I would get slapped if I brought this piece home today in 2008 and said, “honey, I bought you a workstand”. Not that I would attempt to – but it’s interesting to observe how times have changed in 150 years.
This is a stamped Mahogany Mitchell & Rammelsberg ladies workstand/sewing stand being sold by Cowan’s Auction on June 21st. They have it marked as being ca. 1840-1850. Although I can’t say when this particular model was first produced, it was present in the 1863 M&R catalog which is enumerated in the Victorian Details book.
There is a photo of this workstand in the book and it is suggested that this is model #3 which cost $35.00 at the time, “with silk bag & scroll leg, carved, mah & rosewood”. I don’t see any Rosewood on this particular one at Cowan’s, so I wonder if it came in either Mahogany or Rosewood vs. the combination of both.
Mitchell & Rammelsberg was acknowledged as the largest furniture maker in the world by a New Orleans newspaper in 1870. They were based in Cincinnati on the Ohio River and could send furniture up and down the Mississippi as well. They had a branch in St. Louis, upriver from New Orleans.
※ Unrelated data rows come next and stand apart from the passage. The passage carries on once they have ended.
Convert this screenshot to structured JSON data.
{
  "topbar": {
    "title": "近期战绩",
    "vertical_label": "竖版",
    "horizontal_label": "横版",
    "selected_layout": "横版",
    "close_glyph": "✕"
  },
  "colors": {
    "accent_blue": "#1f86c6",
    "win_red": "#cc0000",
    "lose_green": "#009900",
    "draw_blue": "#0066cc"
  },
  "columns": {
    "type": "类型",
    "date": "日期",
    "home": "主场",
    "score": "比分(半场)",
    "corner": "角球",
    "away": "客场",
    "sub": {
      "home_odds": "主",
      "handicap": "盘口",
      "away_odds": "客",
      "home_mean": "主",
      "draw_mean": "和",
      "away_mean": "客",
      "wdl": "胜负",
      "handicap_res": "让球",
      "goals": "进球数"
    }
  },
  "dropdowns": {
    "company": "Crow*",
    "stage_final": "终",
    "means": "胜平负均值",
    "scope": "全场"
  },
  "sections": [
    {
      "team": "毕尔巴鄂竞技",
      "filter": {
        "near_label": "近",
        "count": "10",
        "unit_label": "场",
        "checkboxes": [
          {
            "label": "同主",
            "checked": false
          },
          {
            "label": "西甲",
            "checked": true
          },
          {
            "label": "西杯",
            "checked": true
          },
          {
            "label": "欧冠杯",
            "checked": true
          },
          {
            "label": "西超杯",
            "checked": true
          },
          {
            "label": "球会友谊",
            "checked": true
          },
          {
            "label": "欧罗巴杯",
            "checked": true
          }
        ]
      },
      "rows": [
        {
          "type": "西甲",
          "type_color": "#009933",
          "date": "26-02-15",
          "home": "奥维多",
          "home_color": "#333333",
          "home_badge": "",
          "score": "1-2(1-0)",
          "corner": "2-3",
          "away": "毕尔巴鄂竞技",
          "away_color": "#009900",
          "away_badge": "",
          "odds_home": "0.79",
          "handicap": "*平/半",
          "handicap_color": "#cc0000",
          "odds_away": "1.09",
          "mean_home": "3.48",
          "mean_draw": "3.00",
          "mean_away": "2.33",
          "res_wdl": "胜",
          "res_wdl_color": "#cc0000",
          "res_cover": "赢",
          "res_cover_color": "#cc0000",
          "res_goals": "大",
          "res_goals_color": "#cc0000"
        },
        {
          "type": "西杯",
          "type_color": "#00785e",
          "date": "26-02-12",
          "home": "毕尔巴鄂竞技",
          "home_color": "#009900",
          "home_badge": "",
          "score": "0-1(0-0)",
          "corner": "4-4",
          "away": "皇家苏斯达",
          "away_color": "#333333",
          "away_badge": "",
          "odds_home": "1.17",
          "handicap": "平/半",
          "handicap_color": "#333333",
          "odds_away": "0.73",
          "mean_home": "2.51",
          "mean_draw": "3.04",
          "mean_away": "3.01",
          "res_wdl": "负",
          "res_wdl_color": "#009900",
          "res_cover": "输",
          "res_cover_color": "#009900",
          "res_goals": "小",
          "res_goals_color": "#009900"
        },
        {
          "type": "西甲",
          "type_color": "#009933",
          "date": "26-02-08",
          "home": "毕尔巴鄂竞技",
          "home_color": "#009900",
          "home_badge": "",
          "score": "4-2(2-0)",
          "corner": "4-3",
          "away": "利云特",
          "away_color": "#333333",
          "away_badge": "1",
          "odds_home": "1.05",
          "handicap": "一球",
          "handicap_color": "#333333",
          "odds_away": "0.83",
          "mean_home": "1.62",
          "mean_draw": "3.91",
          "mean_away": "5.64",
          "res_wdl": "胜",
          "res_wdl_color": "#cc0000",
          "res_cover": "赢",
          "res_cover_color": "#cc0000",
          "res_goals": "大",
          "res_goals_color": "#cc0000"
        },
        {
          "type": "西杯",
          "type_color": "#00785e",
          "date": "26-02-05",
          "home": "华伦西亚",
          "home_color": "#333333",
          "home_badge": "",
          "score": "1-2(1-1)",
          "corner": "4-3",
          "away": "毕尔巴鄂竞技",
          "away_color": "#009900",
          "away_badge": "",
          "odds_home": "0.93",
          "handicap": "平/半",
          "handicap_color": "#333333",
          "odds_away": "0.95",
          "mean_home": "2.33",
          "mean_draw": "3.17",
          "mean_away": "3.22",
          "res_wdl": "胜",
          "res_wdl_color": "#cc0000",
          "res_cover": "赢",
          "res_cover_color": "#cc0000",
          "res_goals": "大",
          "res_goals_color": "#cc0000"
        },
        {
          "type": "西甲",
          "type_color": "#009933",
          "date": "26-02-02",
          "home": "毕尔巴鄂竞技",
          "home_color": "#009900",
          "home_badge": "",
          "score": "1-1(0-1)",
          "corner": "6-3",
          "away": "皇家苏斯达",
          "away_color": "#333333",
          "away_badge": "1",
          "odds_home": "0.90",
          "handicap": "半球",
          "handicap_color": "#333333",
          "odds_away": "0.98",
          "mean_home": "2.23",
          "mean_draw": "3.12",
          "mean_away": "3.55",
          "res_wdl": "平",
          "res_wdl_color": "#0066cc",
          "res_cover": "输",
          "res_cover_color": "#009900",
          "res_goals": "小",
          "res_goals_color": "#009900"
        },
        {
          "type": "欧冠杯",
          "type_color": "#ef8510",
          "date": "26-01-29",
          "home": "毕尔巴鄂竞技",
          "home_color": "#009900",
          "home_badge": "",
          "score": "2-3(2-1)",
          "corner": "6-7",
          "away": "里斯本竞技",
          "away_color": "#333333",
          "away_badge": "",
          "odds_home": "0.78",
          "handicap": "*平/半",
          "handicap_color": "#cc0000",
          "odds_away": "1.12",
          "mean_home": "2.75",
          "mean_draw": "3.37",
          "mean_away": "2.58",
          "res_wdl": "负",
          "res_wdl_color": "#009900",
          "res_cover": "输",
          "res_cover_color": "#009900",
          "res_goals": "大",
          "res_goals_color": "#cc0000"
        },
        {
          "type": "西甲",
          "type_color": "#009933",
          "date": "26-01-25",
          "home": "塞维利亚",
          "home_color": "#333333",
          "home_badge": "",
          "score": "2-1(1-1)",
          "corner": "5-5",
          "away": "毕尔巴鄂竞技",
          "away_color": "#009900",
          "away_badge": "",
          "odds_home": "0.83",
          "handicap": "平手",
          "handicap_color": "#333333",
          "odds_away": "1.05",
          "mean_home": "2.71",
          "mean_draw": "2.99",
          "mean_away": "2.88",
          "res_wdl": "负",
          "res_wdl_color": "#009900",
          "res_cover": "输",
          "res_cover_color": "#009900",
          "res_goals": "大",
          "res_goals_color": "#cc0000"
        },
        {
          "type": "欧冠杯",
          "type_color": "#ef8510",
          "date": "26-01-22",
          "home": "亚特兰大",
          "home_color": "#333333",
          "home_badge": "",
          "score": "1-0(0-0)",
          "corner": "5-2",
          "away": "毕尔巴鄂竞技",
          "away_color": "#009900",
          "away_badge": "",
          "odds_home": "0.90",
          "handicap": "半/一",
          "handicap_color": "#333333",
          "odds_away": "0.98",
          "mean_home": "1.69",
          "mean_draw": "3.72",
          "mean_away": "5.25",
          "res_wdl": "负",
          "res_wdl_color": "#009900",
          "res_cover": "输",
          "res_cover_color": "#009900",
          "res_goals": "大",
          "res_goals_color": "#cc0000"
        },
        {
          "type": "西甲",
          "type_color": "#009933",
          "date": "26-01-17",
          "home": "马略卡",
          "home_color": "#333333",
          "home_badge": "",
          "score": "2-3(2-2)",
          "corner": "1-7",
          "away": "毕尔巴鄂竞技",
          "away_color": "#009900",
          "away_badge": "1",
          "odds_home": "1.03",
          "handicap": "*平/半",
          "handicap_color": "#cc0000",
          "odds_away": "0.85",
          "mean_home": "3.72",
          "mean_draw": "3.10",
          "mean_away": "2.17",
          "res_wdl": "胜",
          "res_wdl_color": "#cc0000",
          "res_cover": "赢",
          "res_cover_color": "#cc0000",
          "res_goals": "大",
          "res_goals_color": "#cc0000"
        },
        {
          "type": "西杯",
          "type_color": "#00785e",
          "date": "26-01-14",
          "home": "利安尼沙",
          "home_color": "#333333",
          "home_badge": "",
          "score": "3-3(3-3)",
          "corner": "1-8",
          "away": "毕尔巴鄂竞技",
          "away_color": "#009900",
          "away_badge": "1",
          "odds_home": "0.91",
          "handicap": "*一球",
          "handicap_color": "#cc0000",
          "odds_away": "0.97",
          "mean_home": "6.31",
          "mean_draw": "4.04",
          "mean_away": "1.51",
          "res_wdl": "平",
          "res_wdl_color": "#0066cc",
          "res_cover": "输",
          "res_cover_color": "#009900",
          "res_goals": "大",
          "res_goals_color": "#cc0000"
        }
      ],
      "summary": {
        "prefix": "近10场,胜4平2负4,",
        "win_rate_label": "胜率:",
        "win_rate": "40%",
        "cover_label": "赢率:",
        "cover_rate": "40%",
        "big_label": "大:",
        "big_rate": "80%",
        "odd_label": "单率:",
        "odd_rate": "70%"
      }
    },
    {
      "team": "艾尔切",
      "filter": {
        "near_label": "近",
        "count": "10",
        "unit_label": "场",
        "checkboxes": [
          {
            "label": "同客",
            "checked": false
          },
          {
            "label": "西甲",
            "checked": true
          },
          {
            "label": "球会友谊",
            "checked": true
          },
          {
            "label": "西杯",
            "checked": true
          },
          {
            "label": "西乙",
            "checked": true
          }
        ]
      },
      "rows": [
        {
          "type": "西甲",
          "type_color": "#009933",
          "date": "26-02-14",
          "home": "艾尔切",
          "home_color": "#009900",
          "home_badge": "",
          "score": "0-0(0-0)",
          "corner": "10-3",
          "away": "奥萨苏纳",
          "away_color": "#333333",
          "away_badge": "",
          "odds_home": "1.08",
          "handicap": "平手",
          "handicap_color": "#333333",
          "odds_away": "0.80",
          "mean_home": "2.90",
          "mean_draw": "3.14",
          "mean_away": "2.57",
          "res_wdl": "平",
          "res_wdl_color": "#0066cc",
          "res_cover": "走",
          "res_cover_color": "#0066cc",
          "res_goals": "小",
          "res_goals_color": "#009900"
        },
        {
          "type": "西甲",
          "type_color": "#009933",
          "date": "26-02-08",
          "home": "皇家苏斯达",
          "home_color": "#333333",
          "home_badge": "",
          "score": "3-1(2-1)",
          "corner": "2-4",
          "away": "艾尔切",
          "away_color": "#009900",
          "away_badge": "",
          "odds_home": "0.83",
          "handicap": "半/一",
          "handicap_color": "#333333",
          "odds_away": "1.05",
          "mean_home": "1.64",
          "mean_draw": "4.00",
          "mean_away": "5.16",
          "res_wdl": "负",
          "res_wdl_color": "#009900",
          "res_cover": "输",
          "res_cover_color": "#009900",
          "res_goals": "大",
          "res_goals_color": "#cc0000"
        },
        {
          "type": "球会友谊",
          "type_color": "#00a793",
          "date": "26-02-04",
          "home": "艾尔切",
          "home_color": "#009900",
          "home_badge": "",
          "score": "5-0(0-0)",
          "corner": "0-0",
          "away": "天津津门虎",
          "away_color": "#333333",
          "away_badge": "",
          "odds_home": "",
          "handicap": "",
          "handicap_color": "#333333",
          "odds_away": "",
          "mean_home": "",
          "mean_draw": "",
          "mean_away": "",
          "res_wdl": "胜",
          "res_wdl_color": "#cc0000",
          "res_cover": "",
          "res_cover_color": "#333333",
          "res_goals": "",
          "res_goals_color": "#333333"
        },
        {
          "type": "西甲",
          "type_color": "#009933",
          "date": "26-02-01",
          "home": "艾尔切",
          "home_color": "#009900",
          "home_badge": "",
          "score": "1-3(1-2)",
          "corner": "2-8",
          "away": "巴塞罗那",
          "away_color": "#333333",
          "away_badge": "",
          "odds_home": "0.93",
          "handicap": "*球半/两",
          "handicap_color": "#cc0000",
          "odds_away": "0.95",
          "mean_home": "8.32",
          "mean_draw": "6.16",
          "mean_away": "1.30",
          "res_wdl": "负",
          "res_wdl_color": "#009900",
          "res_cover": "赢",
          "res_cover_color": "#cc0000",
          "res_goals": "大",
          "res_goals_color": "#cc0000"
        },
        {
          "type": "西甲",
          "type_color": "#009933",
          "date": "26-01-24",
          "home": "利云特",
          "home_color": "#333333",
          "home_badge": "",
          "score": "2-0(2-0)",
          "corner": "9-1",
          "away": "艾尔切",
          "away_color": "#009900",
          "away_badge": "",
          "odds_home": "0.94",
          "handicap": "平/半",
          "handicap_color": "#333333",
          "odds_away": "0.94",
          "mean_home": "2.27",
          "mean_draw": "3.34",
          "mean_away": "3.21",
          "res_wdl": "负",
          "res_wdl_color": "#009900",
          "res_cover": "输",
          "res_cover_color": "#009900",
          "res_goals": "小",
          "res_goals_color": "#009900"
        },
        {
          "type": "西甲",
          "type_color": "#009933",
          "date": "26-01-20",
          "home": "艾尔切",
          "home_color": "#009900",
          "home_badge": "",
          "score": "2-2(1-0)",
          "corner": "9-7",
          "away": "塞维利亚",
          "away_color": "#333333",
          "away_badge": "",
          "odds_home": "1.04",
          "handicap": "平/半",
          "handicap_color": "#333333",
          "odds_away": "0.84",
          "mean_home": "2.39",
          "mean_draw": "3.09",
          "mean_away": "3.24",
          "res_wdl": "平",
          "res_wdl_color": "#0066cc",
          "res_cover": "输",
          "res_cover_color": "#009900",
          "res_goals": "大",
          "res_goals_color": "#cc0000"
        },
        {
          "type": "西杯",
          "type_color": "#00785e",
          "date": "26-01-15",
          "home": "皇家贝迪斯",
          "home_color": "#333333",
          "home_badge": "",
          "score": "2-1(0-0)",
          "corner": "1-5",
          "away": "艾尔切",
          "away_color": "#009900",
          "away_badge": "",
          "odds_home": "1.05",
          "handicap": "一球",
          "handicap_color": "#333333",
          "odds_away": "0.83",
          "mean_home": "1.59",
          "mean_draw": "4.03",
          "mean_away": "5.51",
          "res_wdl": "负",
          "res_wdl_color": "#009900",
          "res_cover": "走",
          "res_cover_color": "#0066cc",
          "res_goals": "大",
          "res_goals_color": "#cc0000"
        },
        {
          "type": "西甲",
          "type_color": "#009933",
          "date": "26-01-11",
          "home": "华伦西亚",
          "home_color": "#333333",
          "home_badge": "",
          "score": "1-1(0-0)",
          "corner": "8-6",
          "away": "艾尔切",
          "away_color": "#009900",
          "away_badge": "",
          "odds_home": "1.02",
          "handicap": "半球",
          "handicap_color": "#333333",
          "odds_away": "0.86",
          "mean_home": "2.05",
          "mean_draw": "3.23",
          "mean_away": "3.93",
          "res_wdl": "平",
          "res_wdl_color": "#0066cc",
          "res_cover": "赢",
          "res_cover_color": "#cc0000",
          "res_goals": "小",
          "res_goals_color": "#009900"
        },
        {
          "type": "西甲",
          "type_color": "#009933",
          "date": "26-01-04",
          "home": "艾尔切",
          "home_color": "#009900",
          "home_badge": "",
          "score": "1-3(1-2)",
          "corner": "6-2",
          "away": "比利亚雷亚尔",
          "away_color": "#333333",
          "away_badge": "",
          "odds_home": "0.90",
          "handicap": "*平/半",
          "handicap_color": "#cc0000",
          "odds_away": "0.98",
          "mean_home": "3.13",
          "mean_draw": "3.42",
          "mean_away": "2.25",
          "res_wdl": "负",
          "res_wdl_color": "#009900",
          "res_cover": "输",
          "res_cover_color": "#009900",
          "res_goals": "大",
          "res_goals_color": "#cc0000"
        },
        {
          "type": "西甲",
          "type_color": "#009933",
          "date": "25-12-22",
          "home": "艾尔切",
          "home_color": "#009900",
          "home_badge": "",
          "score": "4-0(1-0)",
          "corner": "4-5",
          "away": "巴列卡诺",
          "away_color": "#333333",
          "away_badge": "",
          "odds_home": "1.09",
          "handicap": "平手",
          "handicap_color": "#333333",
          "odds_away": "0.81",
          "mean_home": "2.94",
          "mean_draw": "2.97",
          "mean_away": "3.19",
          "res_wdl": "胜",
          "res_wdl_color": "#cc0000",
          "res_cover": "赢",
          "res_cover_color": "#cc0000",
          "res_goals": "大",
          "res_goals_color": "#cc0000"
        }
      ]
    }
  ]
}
An account by Isabella Lucy Bird documents that the factory turned out 2,500 chairs a week as one data point.
There is a Mitchell & Rammelsberg attributed Etagere also up for sale at Cowan’s made of Walnut but hand-grained to look like Rosewood like this previously sold piece by M&R. Looking at their 1863 price list, it appears that the hand-grained (faked) Rosewood was used on their lower-end pieces. I guess that means that the labor, with this particularly impressive skill, was cheaper than using real Rosewood in the first place. Their pricelist also includes American White Ash as an option for wood in their furniture and it occurs to me that I can’t remember ever seeing a labeled M&R piece made of Ash. I can’t find any on the web currently as well.